A statement issued by his spokesperson added that Mr. Ban "regrets that the resolution was not adopted by consensus, marking a break with tradition after 20 years," and urged all Member States to "return to consensus decision-making and to demonstrate a greater sense of flexibility and compromise."

In other action, the Assembly approved $1.28 billion for the UN-African Union Hybrid Operation in Darfur (UNAMID) for the period 1 July 2007 to 30 June 2008. The 26,000-strong peacekeeping force was established by the Security Council earlier this year to take over from a much smaller AU force that had been unable to quell the violence in the war-wracked Sudanese region.

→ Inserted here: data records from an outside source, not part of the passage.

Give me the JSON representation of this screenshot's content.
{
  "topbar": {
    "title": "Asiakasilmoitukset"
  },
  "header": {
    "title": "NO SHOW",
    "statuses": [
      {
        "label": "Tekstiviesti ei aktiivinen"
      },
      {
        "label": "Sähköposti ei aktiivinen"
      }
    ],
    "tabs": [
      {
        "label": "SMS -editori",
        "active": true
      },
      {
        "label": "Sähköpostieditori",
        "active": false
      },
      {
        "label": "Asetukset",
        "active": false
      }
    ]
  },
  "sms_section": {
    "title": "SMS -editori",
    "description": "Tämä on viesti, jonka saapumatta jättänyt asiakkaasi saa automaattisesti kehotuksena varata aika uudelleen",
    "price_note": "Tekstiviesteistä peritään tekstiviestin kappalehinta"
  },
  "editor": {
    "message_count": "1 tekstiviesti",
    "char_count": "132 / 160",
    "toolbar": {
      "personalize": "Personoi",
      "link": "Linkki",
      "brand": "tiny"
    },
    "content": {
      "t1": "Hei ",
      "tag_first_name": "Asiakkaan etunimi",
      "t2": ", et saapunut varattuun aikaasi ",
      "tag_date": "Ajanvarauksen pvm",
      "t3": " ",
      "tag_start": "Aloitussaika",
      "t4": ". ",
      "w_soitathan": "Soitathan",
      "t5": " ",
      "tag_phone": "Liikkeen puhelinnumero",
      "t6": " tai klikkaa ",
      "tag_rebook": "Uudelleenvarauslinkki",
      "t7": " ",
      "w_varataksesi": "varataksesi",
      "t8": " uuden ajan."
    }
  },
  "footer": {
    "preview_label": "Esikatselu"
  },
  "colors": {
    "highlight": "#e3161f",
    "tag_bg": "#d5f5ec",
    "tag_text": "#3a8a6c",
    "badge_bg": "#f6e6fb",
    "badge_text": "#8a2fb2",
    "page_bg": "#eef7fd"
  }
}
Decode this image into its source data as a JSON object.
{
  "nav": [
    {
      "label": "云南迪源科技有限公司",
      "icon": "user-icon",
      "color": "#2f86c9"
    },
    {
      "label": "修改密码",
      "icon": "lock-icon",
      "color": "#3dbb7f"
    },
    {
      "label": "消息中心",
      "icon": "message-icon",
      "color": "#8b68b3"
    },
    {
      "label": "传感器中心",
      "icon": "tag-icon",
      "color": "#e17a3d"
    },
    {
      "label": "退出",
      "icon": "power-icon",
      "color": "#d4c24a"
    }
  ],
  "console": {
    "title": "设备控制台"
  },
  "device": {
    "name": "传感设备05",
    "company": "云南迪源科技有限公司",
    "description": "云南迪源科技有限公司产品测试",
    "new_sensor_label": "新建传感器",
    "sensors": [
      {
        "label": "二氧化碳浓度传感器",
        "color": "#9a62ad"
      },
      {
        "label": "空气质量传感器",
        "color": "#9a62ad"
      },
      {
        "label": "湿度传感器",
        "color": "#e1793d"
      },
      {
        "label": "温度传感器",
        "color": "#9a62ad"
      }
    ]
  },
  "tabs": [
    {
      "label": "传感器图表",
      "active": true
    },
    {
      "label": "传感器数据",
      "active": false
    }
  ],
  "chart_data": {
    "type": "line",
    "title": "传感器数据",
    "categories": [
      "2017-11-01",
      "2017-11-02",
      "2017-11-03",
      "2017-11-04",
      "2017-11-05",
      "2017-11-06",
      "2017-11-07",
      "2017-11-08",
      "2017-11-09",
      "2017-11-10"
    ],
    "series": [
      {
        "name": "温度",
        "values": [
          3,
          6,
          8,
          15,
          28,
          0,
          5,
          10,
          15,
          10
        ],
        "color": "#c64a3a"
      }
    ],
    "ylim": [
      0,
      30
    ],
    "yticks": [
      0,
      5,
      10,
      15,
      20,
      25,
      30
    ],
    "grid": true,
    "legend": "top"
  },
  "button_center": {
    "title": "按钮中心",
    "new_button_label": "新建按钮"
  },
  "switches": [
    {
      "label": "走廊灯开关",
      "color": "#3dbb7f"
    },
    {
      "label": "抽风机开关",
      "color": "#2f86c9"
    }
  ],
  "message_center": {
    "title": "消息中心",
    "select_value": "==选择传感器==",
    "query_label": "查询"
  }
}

It also authorized over $182 million for UN Mission in the Central African Republic and Chad (MINURCAT) which was set up to help protect civilians and facilitate humanitarian aid to thousands of people uprooted due to insecurity in the two countries and neighbouring Sudan.

In addition, the Assembly set the 2008-2009 budgets for the international war crimes tribunals for Rwanda and the former Yugoslavia at nearly $268 million and $348 million, respectively.

The 192-member body unanimously adopted a comprehensive UN strategy on assistance and support to victims of sexual exploitation and abuse by the world body's personnel. It also approved several other texts, including those relating to the UN Human Rights Council and global efforts to eliminate racism, as it concluded the main part of its 62nd session.

Wrapping up what he called a "busy, dynamic and constructive" period of work, Assembly President Srgjan Kerim noted important developments relating to climate change, the set of global anti-poverty targets known as the Millennium Development Goals (MDGs), and the blueprint for the renovation of the UN Headquarters complex (Capital Master Plan).

He stressed that it was the combined will of Member States that created that vital driving force behind the Assembly. "I therefore encourage you to take the initiative and strive for results," he said, urging delegations to return from the holidays ready to continue their joint venture.